Ralstonia solanacearum Race 3 biovar 2 is a bacterium that causes the following diseases: Southern Wilt of Geranium, Brown Rot and Bacterial Wilt of Potato, Bacterial Wilt of Tomato and Other Solanaceous Crops. R. solanacearum Race 3 biovar 2 is considered to be a select agent by the United States under the Agricultural Bioterrorism Protection Act of 2002 because it has the potential to be a severe threat to the potato industry and does not naturally occur in the U.S.
Signs and Symptoms
Geraniums: The lower leaves of plants infected by R. solanacearum Race 3 biovar 2 may show yellowing, wilting, and browning. Another common symptom is vascular discoloration of the stem. Roots may also show a brown discoloration. Bacterial ooze and bacterial streaming both represent signs of the pathogen. Bacterial ooze can be observed in cut stems. If the petioles of infected leaves are removed, cut up, and placed in a water-filled test tube the water will become cloudy as the bacteria stream out of the xylem into the water. Potatoes: Foliage of potatoes infected with R. solanacearum Race 3 biovar 2 may show stunting, yellowing, and wilting. Early in the infection wilting leaves may be limited to the top portion of the plant. The plants can appear to recover at night, but soon wilting is irreversible and death of the plant follows. The stems of young plants may collapse and/or have narrow dark streaking present. Vascular discoloration of the stem appears to be grey or brown and bacterial ooze is present. Again, upon placing cut stem material in a test tube with water, bacterial streaming may occur from the vascular tissue (Elphinstone 2004). Symptomatic potato tubers will show discoloration of the vascular ring. Initially the vascular ring appears yellow to light brown, but as the infection progresses the ring will become browner. Bacterial ooze may also be present; in later stages this ooze may emerge from the eyes and heel (stolon) end to which soil particles will attach. Tomatoes: Tomato plants infected with R. solanacearum Race 3 biovar 2 initially show a reduction in the firmness of young leaves. Upon further development the plant will wilt on one or both sides during conditions favorable to the pathogen which include saturated humidity and warm soil temperatures around 25 °C (77 °F). When the temperature is below 21 °C (70 °F) the environment is less favorable for the pathogen and excess roots may develop along the stem.
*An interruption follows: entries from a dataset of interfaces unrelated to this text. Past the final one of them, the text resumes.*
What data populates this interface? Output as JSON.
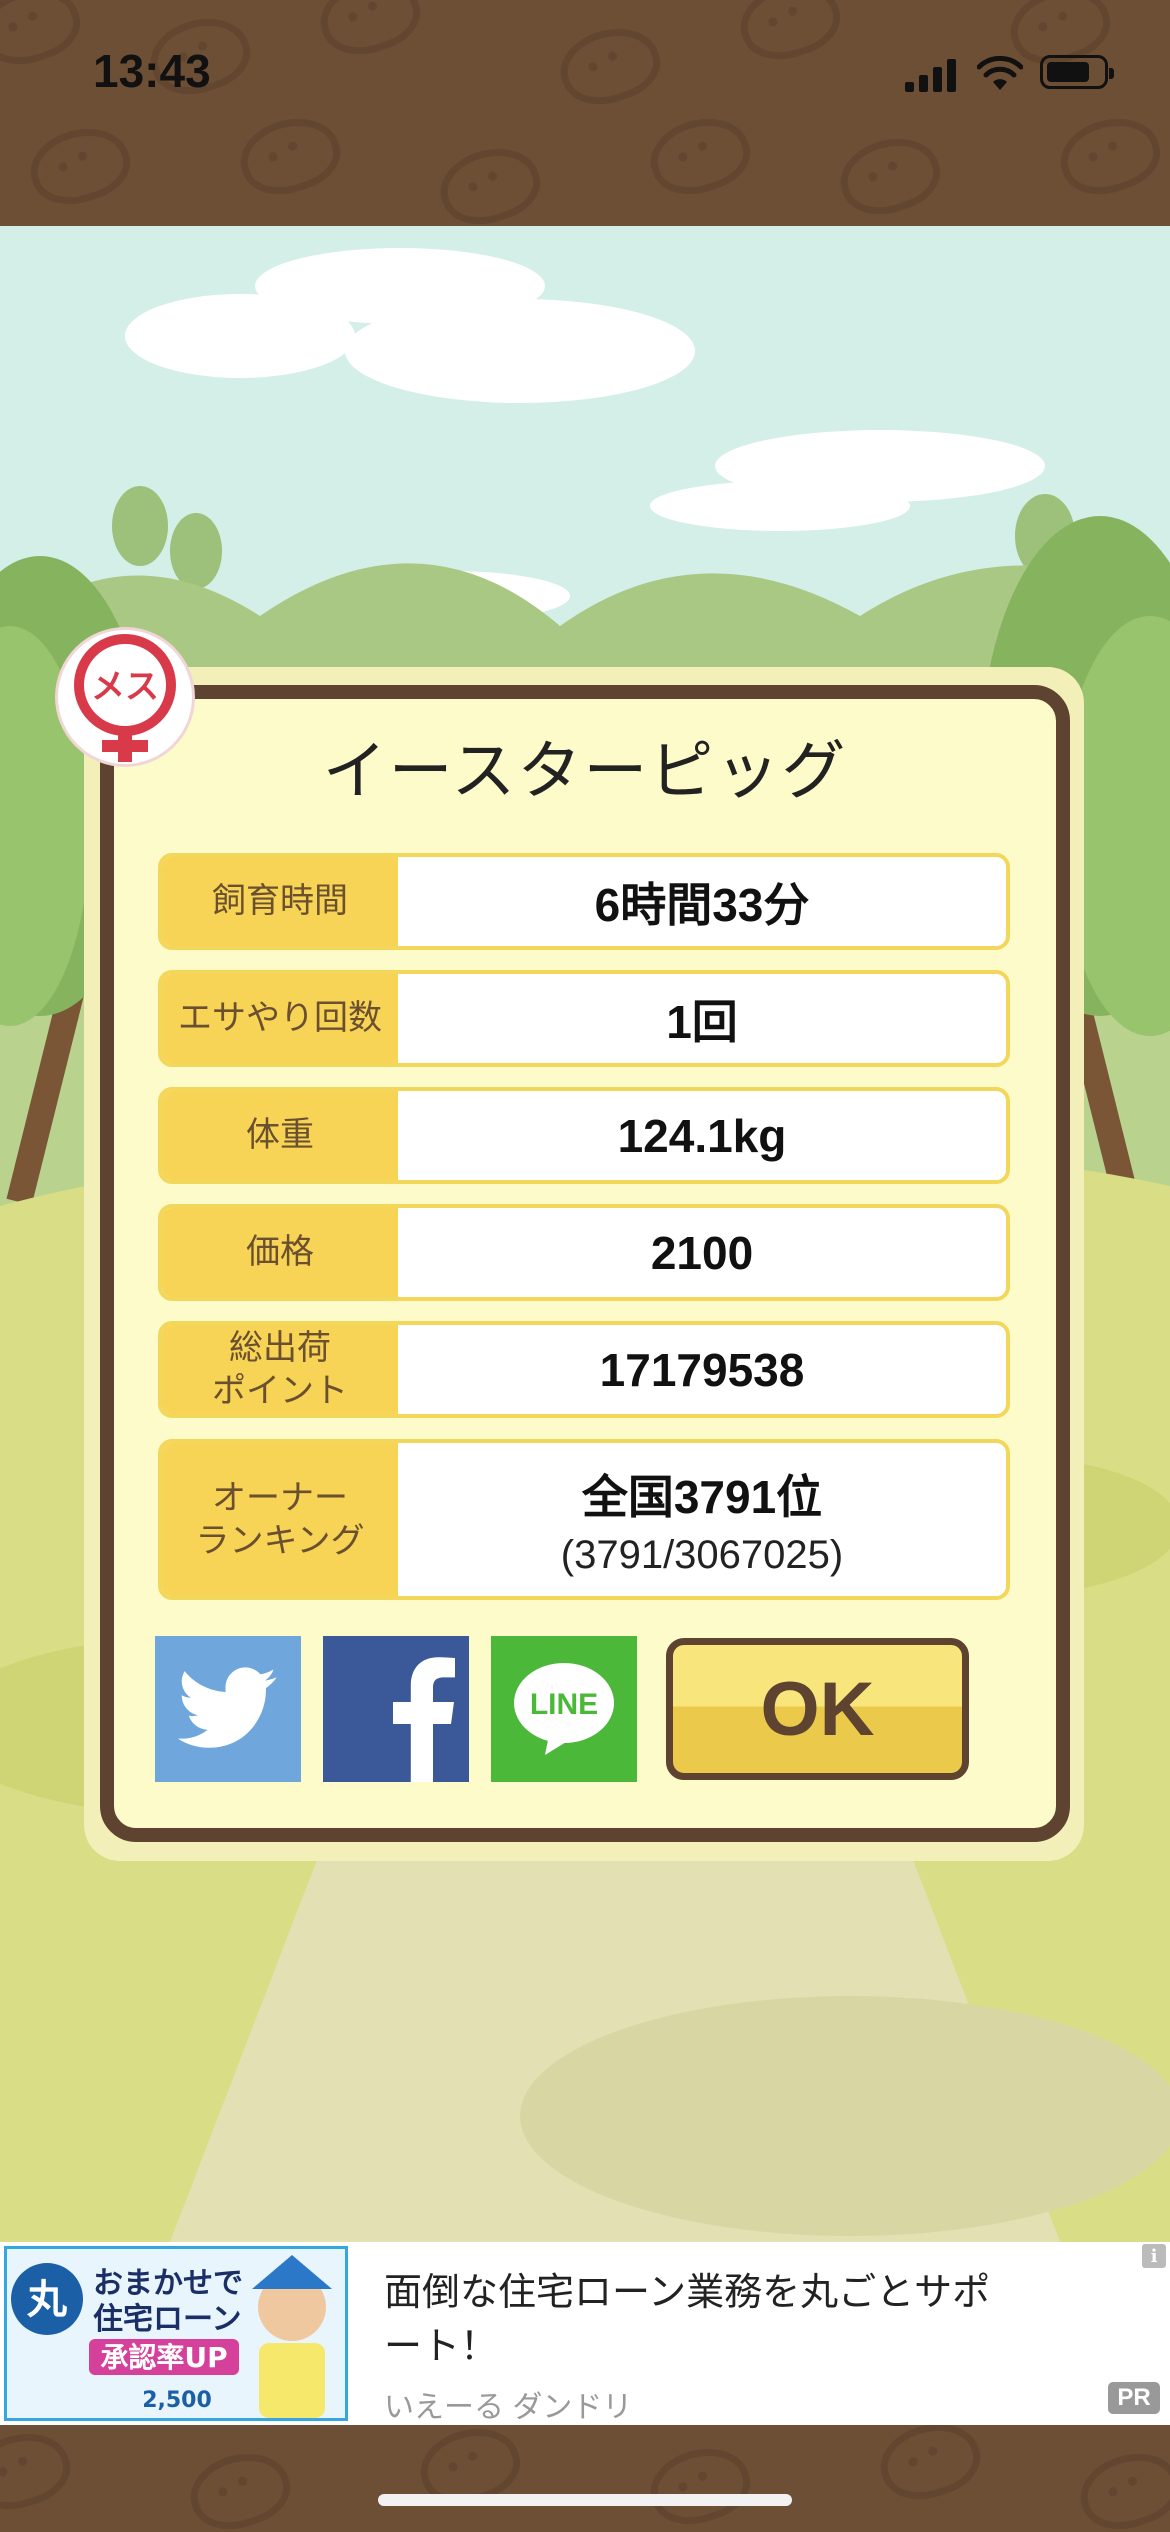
{
  "status_bar": {
    "time": "13:43"
  },
  "badge": {
    "label": "メス"
  },
  "dialog": {
    "title": "イースターピッグ",
    "rows": [
      {
        "label": "飼育時間",
        "value": "6時間33分"
      },
      {
        "label": "エサやり回数",
        "value": "1回"
      },
      {
        "label": "体重",
        "value": "124.1kg"
      },
      {
        "label": "価格",
        "value": "2100"
      },
      {
        "label": "総出荷\nポイント",
        "value": "17179538"
      },
      {
        "label": "オーナー\nランキング",
        "value": "全国3791位",
        "sub": "(3791/3067025)"
      }
    ],
    "share": {
      "line_label": "LINE"
    },
    "ok_label": "OK"
  },
  "ad": {
    "image_text": {
      "line1": "おまかせで",
      "line2": "住宅ローン",
      "line3": "承認率UP",
      "count": "2,500"
    },
    "title": "面倒な住宅ローン業務を丸ごとサポート！",
    "source": "いえーる ダンドリ",
    "pr": "PR",
    "info": "i"
  },
  "colors": {
    "frame_brown": "#5d4330",
    "panel_cream": "#fdfbc9",
    "label_yellow": "#f7d455",
    "twitter": "#6fa7dd",
    "facebook": "#3b5998",
    "line": "#4cb83a"
  }
}
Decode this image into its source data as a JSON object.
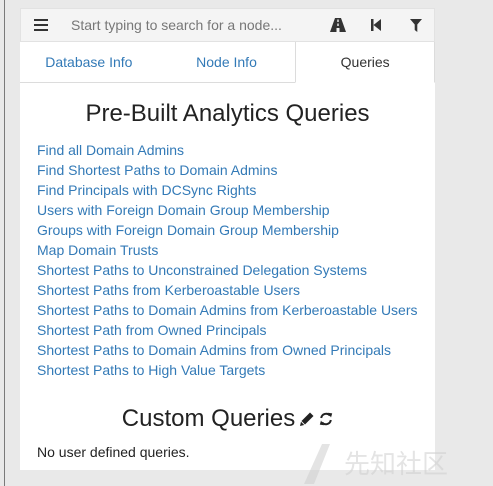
{
  "search": {
    "placeholder": "Start typing to search for a node..."
  },
  "toolbar": {
    "menu_icon": "hamburger-menu-icon",
    "path_icon": "road-icon",
    "back_icon": "step-backward-icon",
    "filter_icon": "filter-icon"
  },
  "tabs": [
    {
      "label": "Database Info",
      "active": false
    },
    {
      "label": "Node Info",
      "active": false
    },
    {
      "label": "Queries",
      "active": true
    }
  ],
  "prebuilt": {
    "title": "Pre-Built Analytics Queries",
    "queries": [
      "Find all Domain Admins",
      "Find Shortest Paths to Domain Admins",
      "Find Principals with DCSync Rights",
      "Users with Foreign Domain Group Membership",
      "Groups with Foreign Domain Group Membership",
      "Map Domain Trusts",
      "Shortest Paths to Unconstrained Delegation Systems",
      "Shortest Paths from Kerberoastable Users",
      "Shortest Paths to Domain Admins from Kerberoastable Users",
      "Shortest Path from Owned Principals",
      "Shortest Paths to Domain Admins from Owned Principals",
      "Shortest Paths to High Value Targets"
    ]
  },
  "custom": {
    "title": "Custom Queries",
    "edit_icon": "pencil-icon",
    "refresh_icon": "refresh-icon",
    "empty_text": "No user defined queries."
  },
  "watermark": {
    "text": "先知社区"
  },
  "colors": {
    "link": "#337ab7",
    "text": "#222222",
    "toolbar_bg": "#f4f4f4",
    "page_bg": "#e9e9e9"
  }
}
Brown discoloration of the vascular tissue as well as bacterial ooze may be present.
R. solanacearum Race 3 biovar 2 is a soilborne pathogen that primarily infects hosts through the roots. Plants may be infected through wounds caused by handling or nematode feeding or by openings occurring during normal root development. Crops susceptible to the disease may become infected when grown in contaminated soils or when they are irrigated with contaminated water (Janse 1996). In greenhouse operations, subirrigation systems could be a means for disseminating the pathogen. R. solanacearum Race 3 biovar 2 can also be spread through the use of infected plant material. This was what was witnessed in the U.S. with the geranium industry. The disease was introduced into greenhouses through the use of infected plant cuttings. For potatoes, the disease can be spread by the use of infected potato seed stock. (Lemay et al. 2003)
Currently there are no chemical controls available. Some methods of control include: eradication of weedy hosts, altering soil pH over the growing season and screening plants for disease before planting. A pathway for introduction of R. solanacearum Race 3 biovar 2 into the U.S. has been through the introduction of geranium cuttings obtained from production greenhouses located outside the country. Geraniums imported into the U.S. on several occasions in 1999 and 2000 were positive for R. solanacearum Race 3 biovar 2. (Kim et al 2003; Williamson et al 2002; Kim, 2002). During 2001 and 2002 the U.S. had no reported cases of R. solanacearum Race 3 biovar 2. In February 2003, the bacterium was again identified in geraniums in the US but this time on plants grown from cuttings from a facility in Kenya. The outbreak derived from a breach of sanitation in Kenya that led to the contamination of 7 stock plants. The 2003 sampling program conducted by USDA-APHIS in collaboration with the state depts. of agriculture resulted in the organism being detected in 127 individual greenhouses in 27 states. Work was conducted by State Departments of Agriculture and APHIS personnel to contain, destroy, and eradicate any diseased geraniums (Daughtrey 2003). Geraniums with symptoms of bacterial wilt caused by Race 3 biovar 2 were detected again in one greenhouse in December of 2003. This was believed to be a new introduction and not a continued contamination from the spring of 2003. The greenhouse had not received plants from the Kenya cutting station earlier that year and the diseased cuttings were traced back to Guatemala (O'Hern 2004).